The phones are powered by Huawei’s densest and highest performing system on chip (SoC) to date, the Kirin 980. Manufactured with the 7nm process, incorporating the Cortex-A76-based CPU and Mali-G76 GPU, the SoC offers improved performance and, according to Huawei, “an unprecedented smooth user experience”.
The new 40W Huawei SuperCharge, 15W Huawei Wireless Quick Charge, and large batteries work in tandem to provide users with improved battery life. A Matrix Camera System includes a Leica Ultra Wide Angle Lens that lets users see both wider and closer, with a new macro distance capability. The camera system adopts a Four-Point Design that gives the device a distinct visual identity.
The Mate 20 Series is available in 6.53-inch, 6.39-inch and 7.2-inch sizes, across four devices: Huawei Mate 20, Mate 20 Pro, Mate 20 X and Porsche Design Huawei Mate 20 RS. They ship with the customisable Android P-based EMUI 9 operating system.
“Smartphones are an important entrance to the digital world,” said Richard Yu, CEO of Huawei Consumer BG, at the global launch in London last week. “The Huawei Mate 20 Series is designed to be the best ‘mate’ of consumers, accompanying and empowering them to enjoy a richer, more fulfilled life with their higher intelligence, unparalleled battery lives and powerful camera performance.”
The SoC fits 6.9 billion transistors within a die the size of a fingernail. Compared to Kirin 970, the latest chipset is equipped with a CPU that is claimed to be 75 percent more powerful, a GPU that is 46 percent more powerful and an NPU (neural processing unit) that is 226 percent more powerful. The efficiency of the components has also been elevated: the CPU is claimed to be 58 percent more efficient, the GPU 178 percent more efficient, and the NPU 182 percent more efficient. The Kirin 980 is the world’s first commercial SoC to use the Cortex-A76-based cores.
Huawei has designed a three-tier architecture that consists of two ultra-large cores, two large cores and four small cores. This allows the CPU to allocate the optimal amount of resources to heavy, medium and light tasks for greater efficiency, improving the performance of the SoC while enhancing battery life. The Kirin 980 is also the industry’s first SoC to be equipped with Dual-NPU, giving it higher On-Device AI processing capability to support AI applications.
Read more about the Mate 20 Pro’s connectivity, battery and camera on the next page.
How Quantum computing will change … everything?
Research labs, government agencies (NASA) and tech giants like Microsoft, IBM and Google are all focused on developing quantum theories first put forward in the 1970s. What’s more, a growing start-up quantum computing ecosystem is attracting hundreds of millions of investor dollars.
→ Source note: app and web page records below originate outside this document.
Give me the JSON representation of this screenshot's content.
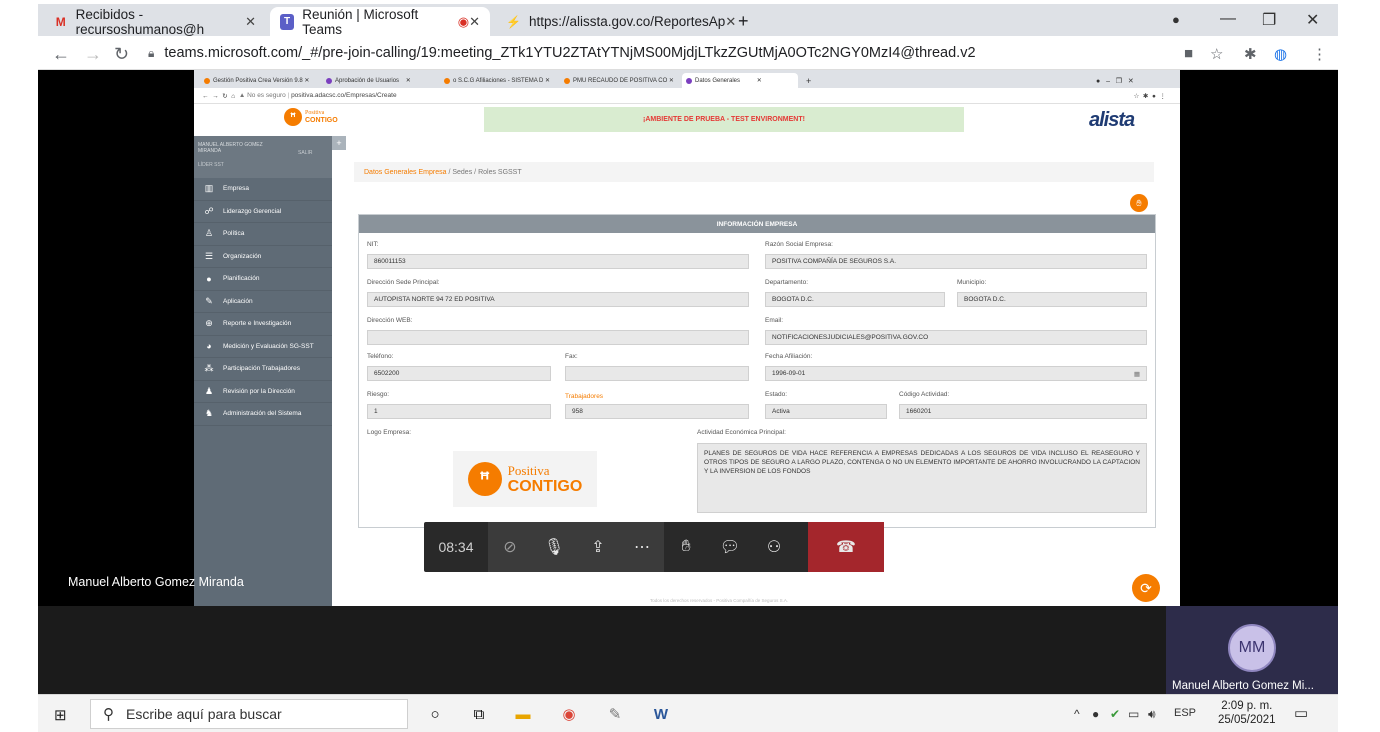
{
  "browser": {
    "tabs": [
      {
        "label": "Recibidos - recursoshumanos@h",
        "icon": "gmail-icon"
      },
      {
        "label": "Reunión | Microsoft Teams",
        "icon": "teams-icon"
      },
      {
        "label": "https://alissta.gov.co/ReportesAp",
        "icon": "alissta-icon"
      }
    ],
    "new_tab": "+",
    "url": "teams.microsoft.com/_#/pre-join-calling/19:meeting_ZTk1YTU2ZTAtYTNjMS00MjdjLTkzZGUtMjA0OTc2NGY0MzI4@thread.v2"
  },
  "nested_browser": {
    "tabs": [
      "Gestión Positiva Crea Versión 9.8",
      "Aprobación de Usuarios",
      "o S.C.G Afiliaciones - SISTEMA D",
      "PMU RECAUDO DE POSITIVA CO",
      "Datos Generales"
    ],
    "address_prefix": "No es seguro",
    "address": "positiva.adacsc.co/Empresas/Create"
  },
  "app": {
    "logo_top": "Positiva",
    "logo_bottom": "CONTIGO",
    "env_banner": "¡AMBIENTE DE PRUEBA - TEST ENVIRONMENT!",
    "brand": "alista",
    "user_name": "MANUEL ALBERTO GOMEZ MIRANDA",
    "user_role": "LÍDER SST",
    "logout": "SALIR",
    "side_toggle": "+",
    "menu": [
      {
        "label": "Empresa",
        "icon": "building-icon"
      },
      {
        "label": "Liderazgo Gerencial",
        "icon": "sitemap-icon"
      },
      {
        "label": "Política",
        "icon": "person-icon"
      },
      {
        "label": "Organización",
        "icon": "list-icon"
      },
      {
        "label": "Planificación",
        "icon": "user-gear-icon"
      },
      {
        "label": "Aplicación",
        "icon": "pencil-icon"
      },
      {
        "label": "Reporte e Investigación",
        "icon": "magnifier-icon"
      },
      {
        "label": "Medición y Evaluación SG-SST",
        "icon": "pie-chart-icon"
      },
      {
        "label": "Participación Trabajadores",
        "icon": "group-icon"
      },
      {
        "label": "Revisión por la Dirección",
        "icon": "user-review-icon"
      },
      {
        "label": "Administración del Sistema",
        "icon": "user-admin-icon"
      }
    ],
    "breadcrumb": [
      "Datos Generales Empresa",
      "Sedes",
      "Roles SGSST"
    ],
    "breadcrumb_sep": "/",
    "panel_title": "INFORMACIÓN EMPRESA",
    "fields": {
      "nit_label": "NIT:",
      "nit": "860011153",
      "razon_label": "Razón Social Empresa:",
      "razon": "POSITIVA COMPAÑÍA DE SEGUROS S.A.",
      "direccion_label": "Dirección Sede Principal:",
      "direccion": "AUTOPISTA NORTE 94 72 ED POSITIVA",
      "departamento_label": "Departamento:",
      "departamento": "BOGOTA D.C.",
      "municipio_label": "Municipio:",
      "municipio": "BOGOTA D.C.",
      "web_label": "Dirección WEB:",
      "web": "",
      "email_label": "Email:",
      "email": "NOTIFICACIONESJUDICIALES@POSITIVA.GOV.CO",
      "telefono_label": "Teléfono:",
      "telefono": "6502200",
      "fax_label": "Fax:",
      "fax": "",
      "fecha_label": "Fecha Afiliación:",
      "fecha": "1996-09-01",
      "riesgo_label": "Riesgo:",
      "riesgo": "1",
      "trabajadores_label": "Trabajadores",
      "trabajadores": "958",
      "estado_label": "Estado:",
      "estado": "Activa",
      "codigo_label": "Código Actividad:",
      "codigo": "1660201",
      "logo_label": "Logo Empresa:",
      "actividad_label": "Actividad Económica Principal:",
      "actividad": "PLANES DE SEGUROS DE VIDA HACE REFERENCIA A EMPRESAS DEDICADAS A LOS SEGUROS DE VIDA INCLUSO EL REASEGURO Y OTROS TIPOS DE SEGURO A LARGO PLAZO, CONTENGA O NO UN ELEMENTO IMPORTANTE DE AHORRO INVOLUCRANDO LA CAPTACION Y LA INVERSION DE LOS FONDOS"
    },
    "company_logo_top": "Positiva",
    "company_logo_bottom": "CONTIGO",
    "footer": "Todos los derechos reservados - Positiva Compañía de Seguros S.A."
  },
  "teams": {
    "timer": "08:34",
    "presenter_name": "Manuel Alberto Gomez Miranda",
    "tile_initials": "MM",
    "tile_name": "Manuel Alberto Gomez Mi..."
  },
  "taskbar": {
    "search_placeholder": "Escribe aquí para buscar",
    "lang": "ESP",
    "time": "2:09 p. m.",
    "date": "25/05/2021"
  }
}
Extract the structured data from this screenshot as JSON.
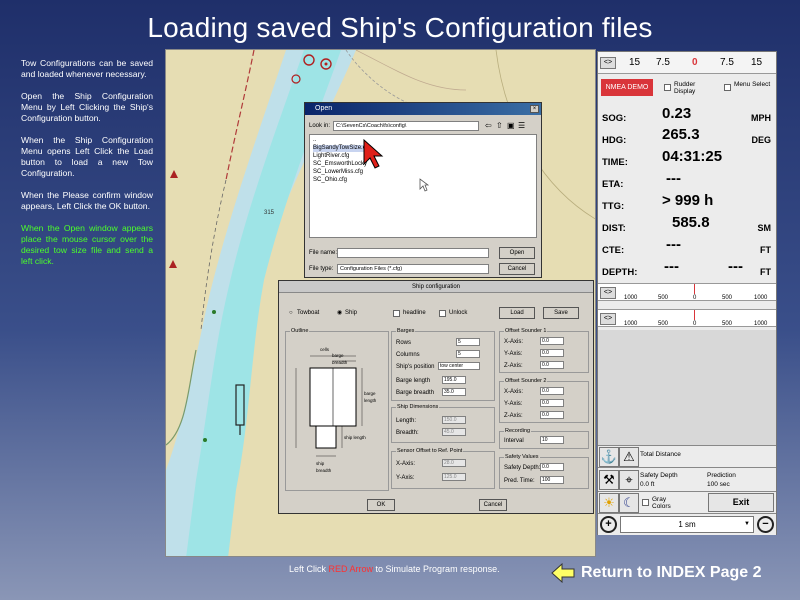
{
  "title": "Loading saved Ship's Configuration files",
  "instructions": [
    "Tow Configurations can be saved and loaded whenever necessary.",
    "Open the Ship Configuration Menu by Left Clicking the Ship's Configuration button.",
    "When the Ship Configuration Menu opens Left Click the Load button to load a new Tow Configuration.",
    "When the Please confirm window appears, Left Click the OK button.",
    "When the Open window appears place the mouse cursor over the desired tow size file and send a left click."
  ],
  "chart": {
    "depth_label": "315"
  },
  "panel": {
    "toggle": "<>",
    "rudder_scale": [
      "15",
      "7.5",
      "0",
      "7.5",
      "15"
    ],
    "nmea_button": "NMEA DEMO",
    "rudder_display": "Rudder Display",
    "menu_select": "Menu Select",
    "readouts": [
      {
        "label": "SOG:",
        "value": "0.23",
        "unit": "MPH"
      },
      {
        "label": "HDG:",
        "value": "265.3",
        "unit": "DEG"
      },
      {
        "label": "TIME:",
        "value": "04:31:25",
        "unit": ""
      },
      {
        "label": "ETA:",
        "value": "---",
        "unit": ""
      },
      {
        "label": "TTG:",
        "value": "> 999 h",
        "unit": ""
      },
      {
        "label": "DIST:",
        "value": "585.8",
        "unit": "SM"
      },
      {
        "label": "CTE:",
        "value": "---",
        "unit": "FT"
      },
      {
        "label": "DEPTH:",
        "value": "---",
        "value2": "---",
        "unit": "FT"
      }
    ],
    "scale_ticks": [
      "1000",
      "500",
      "0",
      "500",
      "1000"
    ],
    "total_distance": "Total Distance",
    "safety_depth_label": "Safety Depth",
    "safety_depth_value": "0.0 ft",
    "prediction_label": "Prediction",
    "prediction_value": "100 sec",
    "gray_colors": "Gray Colors",
    "exit": "Exit",
    "zoom_value": "1 sm"
  },
  "open_dialog": {
    "title": "Open",
    "look_in_label": "Look in:",
    "look_in_value": "C:\\SevenCs\\Coach\\fs\\config\\",
    "files": [
      "..",
      "BigSandyTowSize.cfg",
      "LightRiver.cfg",
      "SC_EmsworthLocky",
      "SC_LowerMiss.cfg",
      "SC_Ohio.cfg"
    ],
    "file_name_label": "File name:",
    "file_type_label": "File type:",
    "file_type_value": "Configuration Files (*.cfg)",
    "open_button": "Open",
    "cancel_button": "Cancel"
  },
  "ship_dialog": {
    "title": "Ship configuration",
    "towboat": "Towboat",
    "ship": "Ship",
    "headline": "headline",
    "unlock": "Unlock",
    "load": "Load",
    "save": "Save",
    "outline": "Outline",
    "barges": "Barges",
    "rows_label": "Rows",
    "rows_value": "5",
    "columns_label": "Columns",
    "columns_value": "5",
    "ships_position_label": "Ship's position",
    "ships_position_value": "tow center",
    "barge_length_label": "Barge length",
    "barge_length_value": "195.0",
    "barge_breadth_label": "Barge breadth",
    "barge_breadth_value": "35.0",
    "ship_dimensions": "Ship Dimensions",
    "length_label": "Length:",
    "length_value": "150.0",
    "breadth_label": "Breadth:",
    "breadth_value": "45.0",
    "sensor_offset": "Sensor Offset to Ref. Point",
    "x_axis_label": "X-Axis:",
    "x_axis_value": "28.0",
    "y_axis_label": "Y-Axis:",
    "y_axis_value": "125.0",
    "offset_sounder_1": "Offset Sounder 1",
    "offset_sounder_2": "Offset Sounder 2",
    "s1": {
      "x": "0.0",
      "y": "0.0",
      "z": "0.0"
    },
    "s2": {
      "x": "0.0",
      "y": "0.0",
      "z": "0.0"
    },
    "recording": "Recording",
    "interval_label": "Interval",
    "interval_value": "10",
    "safety_values": "Safety Values",
    "safety_depth_label": "Safety Depth:",
    "safety_depth_value": "0.0",
    "predict_time_label": "Pred. Time:",
    "predict_time_value": "100",
    "ok_button": "OK",
    "cancel_button": "Cancel",
    "diagram_labels": {
      "cells": "cells",
      "barge_breadth": "barge breadth",
      "barge_length": "barge length",
      "ship_length": "ship length",
      "ship_breadth": "ship breadth"
    }
  },
  "footer": {
    "pre": "Left Click ",
    "red": "RED Arrow",
    "post": " to Simulate Program response."
  },
  "return_link": "Return to INDEX Page 2",
  "colors": {
    "accent_red": "#ff3030",
    "green_text": "#4cff2a",
    "nmea_red": "#d9353a"
  }
}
Given this scenario, Forrester believes it is time for IT leaders to pay attention.
“We expect CIOs in life sciences, energy, defence, and manufacturing to see a deluge of hype from vendors and the media in the coming months,” says Forrester’s Brian Hopkins, VP, principal analyst serving CIOs and lead author of a report: A First Look at Quantum Computing. “Financial services, supply-chain, and healthcare firms will feel some of this as well. We see a market emerging, media interest on the rise, and client interest trickling in. It’s time for CIOs to take notice.”
The Forrester report gives some practical applications for quantum computing which helps contextualise its potential:
- Security could massively benefit from quantum computing. Factoring very large integers could break RSA-encrypted data, but could also be used to protect systems against malicious attempts.
- Supply chain managers could use quantum computing to gather and act on price information using minute-by-minute fluctuations in supply and demand
- Robotics engineers could determine the best parameters to use in deep-learning models that recognise and react to objects in computer vision
- Quantum computing could be used to discover revolutionary new molecules making use of the petabytes of data that studies are now producing. This would significantly benefit many organisations in the material and life sciences verticals – particularly those trying to create more cost-effective electric car batteries which still depend on expensive and rare materials.
Continue reading to find out how Quantum computing differs.